At the start of this journey we recognize that there’s a lot we don’t know and we’ll need input from the best minds—but it’s a journey we’d like you to take with us here and via social media. Think of it as a “making of” documentary—but instead of finding out how that CGI dragon works, we’re sharing the blow-by-blow of achieving a real live, game-changing goal.

Make no mistake, seamless, integrated mobility will be a game-changer and this is a once-in-a-generation opportunity to set it up right. Read on and find out about our first steps in this effort.

The journey begins

Before we even held our first meeting last month to discuss the project, the big question was—who can provide the kind of input we need? Based on Deloitte’s experience and the deep relationships we’ve built across the mobility ecosystem, we know cooperation and collaboration between the public and private sector will be critical to this effort. So it was natural to include representatives from government to offer the citizen perspective. Global leaders in freight and transport could provide a wider and experienced view of the challenges this industry experiences. Cars are a large part of the mobility ecosystem, so auto manufacturers were a must. And to give the project innovative and new thinking, start-ups in the mobility space were also actively engaged.

It’s an exciting and eclectic group we’ve gathered—and to give them full freedom to float their ideas and speak their minds, we won’t name them here. Because candid opinions and open exchange were what we were looking for at our first session (which took place at a Deloitte Greenhouse in Berlin, a space wholly dedicated to spurring innovative thinking). We had a lot to do at this meeting, including pulling together a unified vision for a SIMSystem based on an honest assessment of its potential and feasibility.

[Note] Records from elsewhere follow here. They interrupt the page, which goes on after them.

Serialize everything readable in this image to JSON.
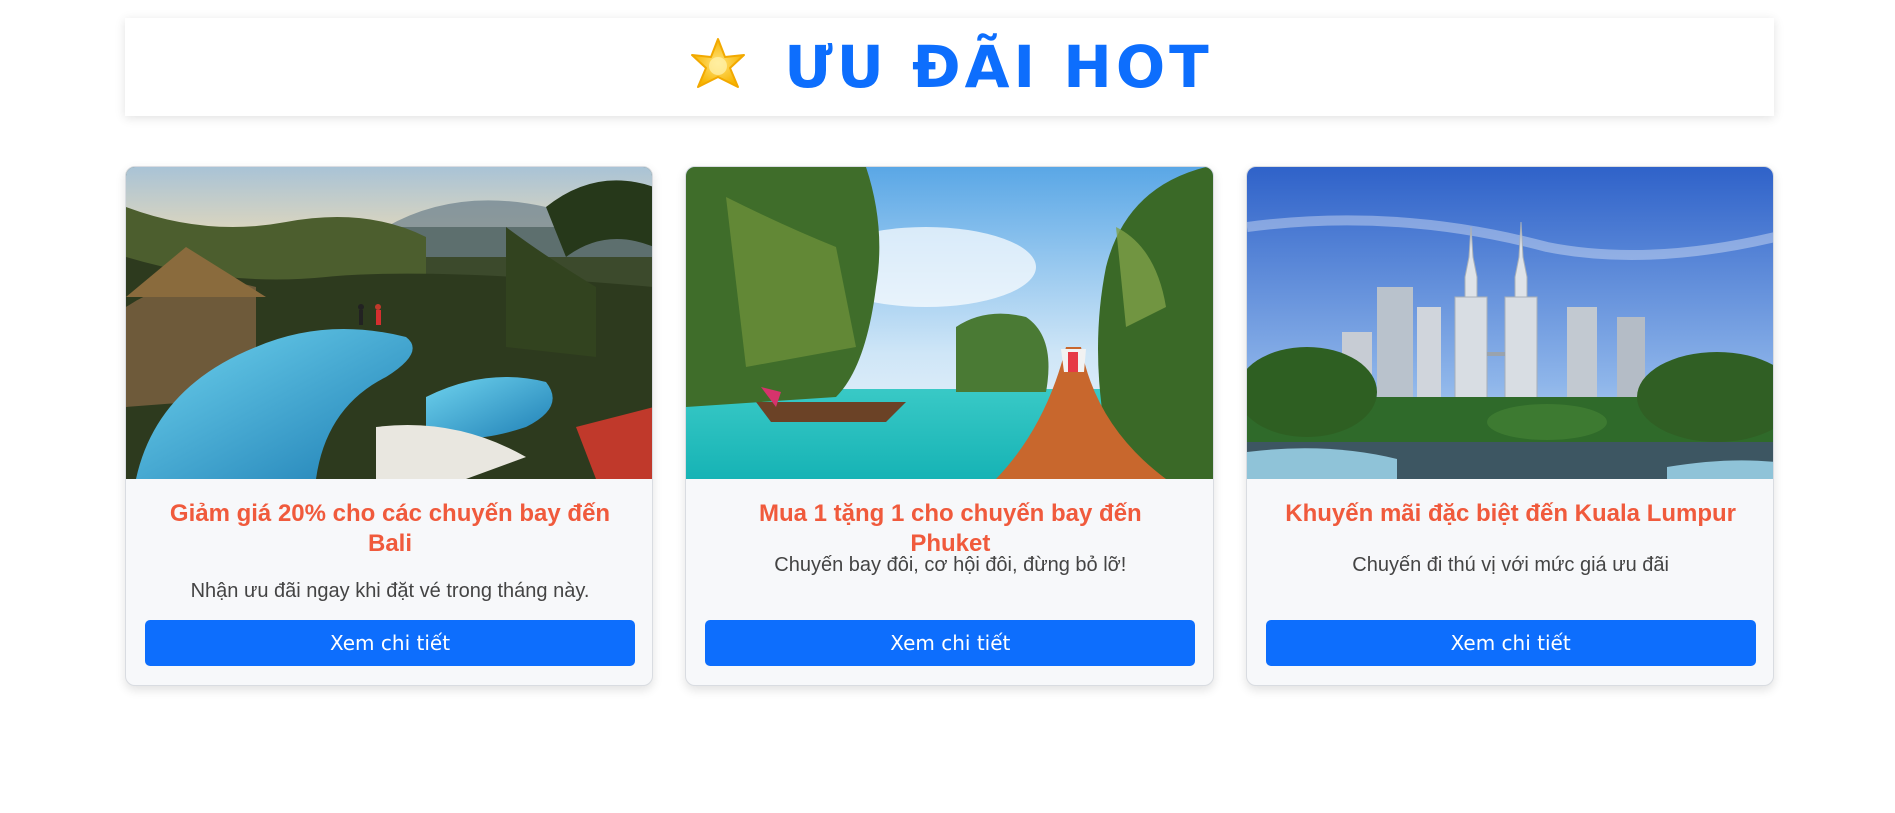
{
  "header": {
    "icon": "star-icon",
    "title": "ƯU ĐÃI HOT"
  },
  "colors": {
    "accent": "#0d6efd",
    "card_title": "#f05a3c",
    "card_bg": "#f7f8fa"
  },
  "cards": [
    {
      "image": "bali-resort-pool-image",
      "title": "Giảm giá 20% cho các chuyến bay đến Bali",
      "description": "Nhận ưu đãi ngay khi đặt vé trong tháng này.",
      "button_label": "Xem chi tiết"
    },
    {
      "image": "phuket-longtail-boat-image",
      "title": "Mua 1 tặng 1 cho chuyến bay đến Phuket",
      "description": "Chuyến bay đôi, cơ hội đôi, đừng bỏ lỡ!",
      "button_label": "Xem chi tiết"
    },
    {
      "image": "kuala-lumpur-petronas-towers-image",
      "title": "Khuyến mãi đặc biệt đến Kuala Lumpur",
      "description": "Chuyến đi thú vị với mức giá ưu đãi",
      "button_label": "Xem chi tiết"
    }
  ]
}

To get ideas flowing we used a video Deloitte’s Future of Mobility Practice produced called Ben’s Journey as a jumping off point. It details one possible way, out of thousands, that an average citizen—in this case, Ben—can move from point A to point B in the new mobility ecosystem. It shows how he can seamlessly assemble the transportation options he prefers and how they empower him to tailor the way he interacts and connects with them. It’s an example of a fully realized future state of mobility. A corresponding SIMSystem framework was presented from which the reality of Ben’s journey could be built while also exploring the wider movement of goods and passengers across geographies.

We asked, is Ben’s Journey really feasible? What needs to happen to get a SIMSystem off the ground? The answers, while they became clear after much discussion, are anything but easy. Interoperability, governance, technological capabilities, customer-centric design, data privacy, and cybersecurity—emerged as some serious challenges to be overcome. But some equally serious solutions were also floated, such as public-private partnerships and collaboration, standardized language and data exchanges, and information sharing. If done right, we can help accelerate adoption to connect cities and rural areas and address many of the inefficiencies, friction, and inequities of today’s transportation systems.

Our thinkers then broke into groups to tackle some specific and real challenges that a SIMSystem poses and needs to address. They studied mobility use cases that entailed the coordinated movement of people and products across geographies and during crises. They contemplated the difficulty of taking existing mobility systems and transitioning to a SIMSystem. They examined the ability of local networks to scale up and global ones to scale down. The discussions sought to map the intricacies of these situations—which are substantial once teased out. But more on that in my next blog.

So where did we end up? After dialogue and debate we were able to agree on the basic components of a SIMSystem and its scope. Just as important, we identified the major sticking points and what implementation would need to look like.

While we never thought this would be a ride without bumps, we now understand just how many factors have to be considered to make seamless mobility real (check out our session graphic and you’ll get a feel for the true complexity). But knowing where we are on this road and where we want to go is a good start.

Image credit: Marie Jacobi at www.visualrecording.de

Did you find this useful?